The Fiery Angel was met with mixed reviews for different reasons. Largely, The Fiery Angel was, despite lack of productions, reviewed as Prokofiev’s “… strongest and most dramatically intense scores.”[14] In a review of the Bolshoi performance of The Fiery Angel, it is said that Prokofiev’s “…score is crazy, but shouldn’t sound chaotic.”[15] Prokofiev may have only been interested in the overarching story rather than the smaller details. It was also criticized that maybe the language would have been better in French rather than Russian.[16] Some even called the opera a “16th-century Carmen with supernatural trimmings” amongst other mixed reviews.[17] Another criticism is that The Fiery Angel is nothing but confusion and noise with the “modern” title.[18] Using staging should not be there to make up for the music, but to mix with it and make a grand production.[19] Prokofiev was able to write the music how he saw fit, which appealed to many more than the staging has, according to different reviews.
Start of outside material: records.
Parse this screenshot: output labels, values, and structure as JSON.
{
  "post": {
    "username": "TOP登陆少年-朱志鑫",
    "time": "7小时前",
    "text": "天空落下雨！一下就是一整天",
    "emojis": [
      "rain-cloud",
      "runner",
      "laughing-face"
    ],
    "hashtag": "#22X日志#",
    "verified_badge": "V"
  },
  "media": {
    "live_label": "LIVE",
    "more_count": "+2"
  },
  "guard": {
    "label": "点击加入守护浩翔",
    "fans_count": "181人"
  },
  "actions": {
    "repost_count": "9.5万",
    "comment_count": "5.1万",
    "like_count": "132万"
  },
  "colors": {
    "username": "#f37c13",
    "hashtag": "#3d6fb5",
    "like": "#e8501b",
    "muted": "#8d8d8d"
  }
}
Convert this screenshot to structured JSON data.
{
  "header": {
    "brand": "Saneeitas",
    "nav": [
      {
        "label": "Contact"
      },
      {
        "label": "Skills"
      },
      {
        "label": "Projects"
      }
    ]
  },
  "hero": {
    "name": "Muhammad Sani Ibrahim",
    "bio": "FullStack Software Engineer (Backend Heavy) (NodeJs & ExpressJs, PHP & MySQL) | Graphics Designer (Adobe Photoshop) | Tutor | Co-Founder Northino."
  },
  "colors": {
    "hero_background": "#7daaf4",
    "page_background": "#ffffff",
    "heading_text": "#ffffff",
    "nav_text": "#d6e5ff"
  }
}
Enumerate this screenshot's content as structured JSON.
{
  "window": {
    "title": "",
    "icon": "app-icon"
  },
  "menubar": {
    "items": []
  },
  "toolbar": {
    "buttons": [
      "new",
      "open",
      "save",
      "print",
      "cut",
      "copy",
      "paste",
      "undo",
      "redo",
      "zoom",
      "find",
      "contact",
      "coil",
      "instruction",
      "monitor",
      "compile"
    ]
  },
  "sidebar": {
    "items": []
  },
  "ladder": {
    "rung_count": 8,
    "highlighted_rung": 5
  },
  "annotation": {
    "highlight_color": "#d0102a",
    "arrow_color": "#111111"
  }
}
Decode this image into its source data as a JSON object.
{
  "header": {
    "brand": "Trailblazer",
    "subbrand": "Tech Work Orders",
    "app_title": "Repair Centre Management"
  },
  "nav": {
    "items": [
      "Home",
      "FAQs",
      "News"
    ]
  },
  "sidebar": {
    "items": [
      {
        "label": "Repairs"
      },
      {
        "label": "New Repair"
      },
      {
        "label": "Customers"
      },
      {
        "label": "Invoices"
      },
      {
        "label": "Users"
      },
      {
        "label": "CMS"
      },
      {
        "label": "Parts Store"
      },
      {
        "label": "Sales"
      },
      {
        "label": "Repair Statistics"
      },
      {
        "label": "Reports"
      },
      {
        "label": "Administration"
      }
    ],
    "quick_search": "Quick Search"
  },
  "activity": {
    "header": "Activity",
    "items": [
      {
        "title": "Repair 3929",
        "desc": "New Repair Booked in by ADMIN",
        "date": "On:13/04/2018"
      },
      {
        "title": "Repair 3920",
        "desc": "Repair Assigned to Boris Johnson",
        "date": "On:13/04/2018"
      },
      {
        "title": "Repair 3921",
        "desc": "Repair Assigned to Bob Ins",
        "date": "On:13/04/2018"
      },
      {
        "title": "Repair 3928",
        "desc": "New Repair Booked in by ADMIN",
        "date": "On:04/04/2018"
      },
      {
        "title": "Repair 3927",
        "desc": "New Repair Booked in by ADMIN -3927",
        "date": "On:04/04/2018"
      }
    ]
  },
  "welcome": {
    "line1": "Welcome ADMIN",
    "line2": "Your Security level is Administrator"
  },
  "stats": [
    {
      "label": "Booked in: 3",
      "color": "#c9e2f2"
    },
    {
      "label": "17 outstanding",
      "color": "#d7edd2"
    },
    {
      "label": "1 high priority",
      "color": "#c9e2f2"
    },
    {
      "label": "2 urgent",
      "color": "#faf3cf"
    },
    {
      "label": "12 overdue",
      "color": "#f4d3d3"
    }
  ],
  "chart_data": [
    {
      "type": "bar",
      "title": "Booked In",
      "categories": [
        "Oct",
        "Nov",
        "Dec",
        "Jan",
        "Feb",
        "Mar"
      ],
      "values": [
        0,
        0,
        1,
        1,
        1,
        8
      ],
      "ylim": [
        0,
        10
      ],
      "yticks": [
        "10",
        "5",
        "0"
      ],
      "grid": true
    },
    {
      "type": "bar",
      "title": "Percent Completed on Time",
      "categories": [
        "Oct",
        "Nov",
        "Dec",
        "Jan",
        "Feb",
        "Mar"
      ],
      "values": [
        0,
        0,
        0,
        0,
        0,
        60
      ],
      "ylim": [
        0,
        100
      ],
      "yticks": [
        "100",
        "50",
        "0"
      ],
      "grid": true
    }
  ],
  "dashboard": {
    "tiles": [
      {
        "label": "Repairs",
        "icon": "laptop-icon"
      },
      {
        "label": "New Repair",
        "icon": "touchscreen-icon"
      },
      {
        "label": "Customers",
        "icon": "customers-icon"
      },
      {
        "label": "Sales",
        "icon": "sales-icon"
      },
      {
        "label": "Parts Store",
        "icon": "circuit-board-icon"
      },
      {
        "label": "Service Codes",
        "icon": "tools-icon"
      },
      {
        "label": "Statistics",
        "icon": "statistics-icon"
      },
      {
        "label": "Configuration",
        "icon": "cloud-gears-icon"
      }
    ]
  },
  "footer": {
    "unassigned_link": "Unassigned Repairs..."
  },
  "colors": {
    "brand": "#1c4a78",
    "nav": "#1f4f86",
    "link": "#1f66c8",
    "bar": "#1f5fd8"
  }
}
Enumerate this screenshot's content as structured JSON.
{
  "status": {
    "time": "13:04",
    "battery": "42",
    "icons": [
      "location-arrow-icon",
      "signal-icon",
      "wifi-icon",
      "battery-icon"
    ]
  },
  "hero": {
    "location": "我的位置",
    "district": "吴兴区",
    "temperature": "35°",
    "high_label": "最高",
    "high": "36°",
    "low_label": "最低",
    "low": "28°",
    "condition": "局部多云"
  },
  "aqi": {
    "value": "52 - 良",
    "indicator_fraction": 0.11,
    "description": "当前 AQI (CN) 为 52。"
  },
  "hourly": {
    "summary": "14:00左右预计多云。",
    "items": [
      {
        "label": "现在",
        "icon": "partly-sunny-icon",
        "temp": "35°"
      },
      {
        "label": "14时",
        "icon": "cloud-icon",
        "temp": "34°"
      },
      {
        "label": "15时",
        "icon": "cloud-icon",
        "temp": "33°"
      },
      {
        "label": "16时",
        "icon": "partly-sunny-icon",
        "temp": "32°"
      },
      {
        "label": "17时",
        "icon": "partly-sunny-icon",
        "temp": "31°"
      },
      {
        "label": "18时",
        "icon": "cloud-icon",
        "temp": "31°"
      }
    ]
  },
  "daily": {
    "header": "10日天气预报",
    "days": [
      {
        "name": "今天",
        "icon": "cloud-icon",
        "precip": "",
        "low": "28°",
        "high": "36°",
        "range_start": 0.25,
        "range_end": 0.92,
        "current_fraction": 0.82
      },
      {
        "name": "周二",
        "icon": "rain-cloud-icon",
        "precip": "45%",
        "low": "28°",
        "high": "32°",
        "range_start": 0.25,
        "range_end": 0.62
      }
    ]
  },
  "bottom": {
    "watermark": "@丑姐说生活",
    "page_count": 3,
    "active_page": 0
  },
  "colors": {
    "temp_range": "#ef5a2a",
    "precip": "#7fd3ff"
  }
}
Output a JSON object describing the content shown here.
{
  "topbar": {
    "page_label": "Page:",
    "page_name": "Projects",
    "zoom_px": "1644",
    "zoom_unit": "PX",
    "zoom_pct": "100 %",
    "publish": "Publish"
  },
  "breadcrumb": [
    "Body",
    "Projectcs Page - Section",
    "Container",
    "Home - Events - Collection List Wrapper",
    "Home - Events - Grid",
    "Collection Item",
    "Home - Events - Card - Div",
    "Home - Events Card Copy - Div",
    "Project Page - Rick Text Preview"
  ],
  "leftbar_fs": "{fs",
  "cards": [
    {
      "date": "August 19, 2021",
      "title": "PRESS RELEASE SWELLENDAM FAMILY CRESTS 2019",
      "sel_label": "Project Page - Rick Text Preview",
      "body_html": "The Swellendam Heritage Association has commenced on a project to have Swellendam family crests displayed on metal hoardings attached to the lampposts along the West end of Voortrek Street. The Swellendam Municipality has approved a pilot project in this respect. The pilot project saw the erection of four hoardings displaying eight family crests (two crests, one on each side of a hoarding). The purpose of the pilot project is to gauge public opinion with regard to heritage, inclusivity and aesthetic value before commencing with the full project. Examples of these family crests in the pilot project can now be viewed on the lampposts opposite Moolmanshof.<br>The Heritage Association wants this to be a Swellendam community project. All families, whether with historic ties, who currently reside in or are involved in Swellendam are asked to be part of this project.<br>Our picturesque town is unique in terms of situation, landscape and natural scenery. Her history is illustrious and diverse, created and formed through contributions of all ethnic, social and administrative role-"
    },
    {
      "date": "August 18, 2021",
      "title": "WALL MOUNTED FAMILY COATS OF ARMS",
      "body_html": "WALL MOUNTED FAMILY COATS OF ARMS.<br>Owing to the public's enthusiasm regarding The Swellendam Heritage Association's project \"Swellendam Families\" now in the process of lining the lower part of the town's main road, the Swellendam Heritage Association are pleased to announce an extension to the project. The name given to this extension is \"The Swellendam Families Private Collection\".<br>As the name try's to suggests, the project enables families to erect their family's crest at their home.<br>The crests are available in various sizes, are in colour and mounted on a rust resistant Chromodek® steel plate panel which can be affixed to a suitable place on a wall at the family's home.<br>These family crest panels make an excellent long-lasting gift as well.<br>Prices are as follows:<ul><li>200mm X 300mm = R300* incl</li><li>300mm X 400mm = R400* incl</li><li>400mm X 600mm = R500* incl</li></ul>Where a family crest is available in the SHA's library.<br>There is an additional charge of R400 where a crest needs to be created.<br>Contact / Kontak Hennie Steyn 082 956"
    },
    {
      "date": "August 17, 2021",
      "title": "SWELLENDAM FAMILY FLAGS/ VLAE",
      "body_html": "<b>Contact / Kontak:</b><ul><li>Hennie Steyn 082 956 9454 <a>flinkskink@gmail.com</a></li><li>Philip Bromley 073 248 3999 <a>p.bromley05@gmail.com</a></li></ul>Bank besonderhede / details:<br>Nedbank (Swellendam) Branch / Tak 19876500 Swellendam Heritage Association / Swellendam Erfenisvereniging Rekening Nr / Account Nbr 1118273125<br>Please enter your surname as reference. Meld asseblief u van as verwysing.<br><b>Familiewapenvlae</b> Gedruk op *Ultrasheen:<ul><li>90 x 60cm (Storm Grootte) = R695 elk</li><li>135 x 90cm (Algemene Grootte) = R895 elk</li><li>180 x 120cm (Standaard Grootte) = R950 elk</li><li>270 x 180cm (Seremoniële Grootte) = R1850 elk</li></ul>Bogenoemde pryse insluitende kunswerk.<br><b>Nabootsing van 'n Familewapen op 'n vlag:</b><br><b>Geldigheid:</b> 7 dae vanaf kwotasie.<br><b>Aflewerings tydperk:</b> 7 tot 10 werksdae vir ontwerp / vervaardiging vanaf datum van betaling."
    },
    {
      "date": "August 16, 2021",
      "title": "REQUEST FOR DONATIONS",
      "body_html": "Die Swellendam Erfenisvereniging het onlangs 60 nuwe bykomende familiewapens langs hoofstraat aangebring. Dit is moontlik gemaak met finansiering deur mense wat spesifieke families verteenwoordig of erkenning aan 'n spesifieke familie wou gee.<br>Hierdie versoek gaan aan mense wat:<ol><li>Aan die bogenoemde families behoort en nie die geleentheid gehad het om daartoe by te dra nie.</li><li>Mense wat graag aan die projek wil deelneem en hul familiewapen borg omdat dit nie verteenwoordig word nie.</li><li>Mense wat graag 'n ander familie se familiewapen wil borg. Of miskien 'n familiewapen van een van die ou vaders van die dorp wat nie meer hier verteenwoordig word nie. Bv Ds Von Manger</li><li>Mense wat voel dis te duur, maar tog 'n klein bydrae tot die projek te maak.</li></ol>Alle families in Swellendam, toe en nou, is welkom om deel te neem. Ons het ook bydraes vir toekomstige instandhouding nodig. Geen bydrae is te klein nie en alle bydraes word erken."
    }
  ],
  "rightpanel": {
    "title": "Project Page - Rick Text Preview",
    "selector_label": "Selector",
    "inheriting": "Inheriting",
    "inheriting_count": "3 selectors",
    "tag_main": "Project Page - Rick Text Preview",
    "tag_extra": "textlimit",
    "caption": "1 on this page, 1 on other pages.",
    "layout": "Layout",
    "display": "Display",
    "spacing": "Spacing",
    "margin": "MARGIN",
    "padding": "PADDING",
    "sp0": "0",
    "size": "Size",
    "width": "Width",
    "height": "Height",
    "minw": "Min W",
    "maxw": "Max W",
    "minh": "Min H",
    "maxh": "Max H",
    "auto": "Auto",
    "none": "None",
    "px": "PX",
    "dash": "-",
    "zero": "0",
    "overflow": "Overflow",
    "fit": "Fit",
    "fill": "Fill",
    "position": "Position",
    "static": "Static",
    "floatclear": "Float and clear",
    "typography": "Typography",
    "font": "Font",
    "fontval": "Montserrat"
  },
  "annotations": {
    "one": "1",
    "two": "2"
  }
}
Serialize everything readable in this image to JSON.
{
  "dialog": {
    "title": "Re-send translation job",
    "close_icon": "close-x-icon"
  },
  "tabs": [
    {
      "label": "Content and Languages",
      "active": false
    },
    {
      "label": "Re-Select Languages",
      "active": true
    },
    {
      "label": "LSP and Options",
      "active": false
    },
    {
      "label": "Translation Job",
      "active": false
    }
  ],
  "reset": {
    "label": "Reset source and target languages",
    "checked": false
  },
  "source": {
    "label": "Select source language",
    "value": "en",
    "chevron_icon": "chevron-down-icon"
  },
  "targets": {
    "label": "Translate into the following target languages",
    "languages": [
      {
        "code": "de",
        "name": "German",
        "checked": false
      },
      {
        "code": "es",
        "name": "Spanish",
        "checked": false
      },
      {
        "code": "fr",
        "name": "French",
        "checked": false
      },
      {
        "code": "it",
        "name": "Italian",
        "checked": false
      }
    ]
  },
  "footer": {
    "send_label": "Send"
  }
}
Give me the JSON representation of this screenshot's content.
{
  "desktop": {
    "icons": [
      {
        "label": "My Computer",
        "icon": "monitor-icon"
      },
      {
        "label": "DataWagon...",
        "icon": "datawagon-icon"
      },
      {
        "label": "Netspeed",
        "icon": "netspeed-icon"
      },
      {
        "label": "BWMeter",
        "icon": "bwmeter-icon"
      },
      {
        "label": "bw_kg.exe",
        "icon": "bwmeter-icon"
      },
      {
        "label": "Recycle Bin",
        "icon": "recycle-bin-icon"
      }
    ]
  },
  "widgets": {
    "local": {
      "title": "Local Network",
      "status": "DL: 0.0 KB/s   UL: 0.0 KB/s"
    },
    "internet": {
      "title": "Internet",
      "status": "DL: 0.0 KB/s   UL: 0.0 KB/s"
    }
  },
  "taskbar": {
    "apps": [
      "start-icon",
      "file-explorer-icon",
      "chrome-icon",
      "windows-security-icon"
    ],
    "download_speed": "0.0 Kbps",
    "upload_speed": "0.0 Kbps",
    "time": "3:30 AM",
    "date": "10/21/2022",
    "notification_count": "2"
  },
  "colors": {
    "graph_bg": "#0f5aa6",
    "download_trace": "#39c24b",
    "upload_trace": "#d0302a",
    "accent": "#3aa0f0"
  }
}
Recordings[edit]

Source: Recordings of The Fiery Angel on operadis-opera-discography.org.uk

References[edit]

  1. ^ Ed. Larue, Steven C. International Dictionary of Opera, Vol. 1: A-K. St. James Press: Detroit, 1993, 439.
  2. ^ Taruskin, Richard. “Another World.” Opera News, Vol. 60, No. 7 (December 1995). 8, accessed October 6, 2012, http://ezproxy.butler.edu:2293/iimp/docview/1164853/1399C72BE8E1219F6AD/4?accountid=9807
  3. ^ Nice, David. Prokofiev: From Russia to the West, 1891-1935. Yale University Press: New Haven, 2003, 166.
  4. ^ Larue, International, 439
  5. ^ Elsworth, John. “Prokofiev and Briusov: The Libretto of The Fiery Angel.” Slavonica 10, no. 1 (April 2004). 2, accessed September 19, 2012, https://ezproxy.butler.edu:8443/login?url=http://search.ebscohost.com/login.aspx?direct=true&AuthType=ip&db=aph&AN=13195765&site=ehost-live&scope=site
  6. ^ Clark, Andrew. "Fascinating challenge of demonic possession opera." The Financial Times (January, 2007). 13, accessed: September 26, 2012 http://bi.galegroup.com/essentials/article/GALE%7CA158511158/36ed61fe0b73260d302e268165829079?u=butleru
  7. ^ Traeumereien, Valenciennes. “Prokofiev: The Fiery Angel.” YouTube playlist, 2:13:23. Posted by “darkhoneybass,” posted August 10th-16th, 2012, https://www.youtube.com/playlist?list=PLCD660A53D28876B4
  8. ^ Larue, International, 439
  9. ^ Larue, International, 440
  10. ^ Ed. Holden, Amanda. The New Penguin Opera Guide. Penguin Group: London, 2001, 693
  11. ^ Nestyev, Israel V. Sergei Prokofiev: His Musical Life. Alfred A. Knopf: New York, 1946, 82
  12. ^ Nestyev, Musical, 107
  13. ^ Elsworth, “Libretto”, 2
  14. ^ Ed. Holden, Penguin, 693
  15. ^ Conrad, Peter. "Laughing at Stalin: Soviet Russia ruined Prokofiev's life but inspired his most comic, and lyrical, music." New Statesman, Vol. 135 no. 4805 (2006), 35, accessed September 26, 2012, https://ezproxy.butler.edu:8443/login?url=http://search.ebscohost.com/login.aspx?direct=true&AuthType=ip&db=bth&AN=21969393&site=ehost-live&scope=site
  16. ^ Clark, Fascinating, 13
  17. ^ McAllister, Rita. “Natural and Supernatural in ‘The Fiery Angel’.” The Musical Times, Vol. 111, No. 1530 (August 1970), 785, accessed October 1, 2012, http://www.jstor.org/stable/955299
  18. ^ Taruskin, Another, 8
  19. ^ Clark, Fascinating, 13

External links[edit]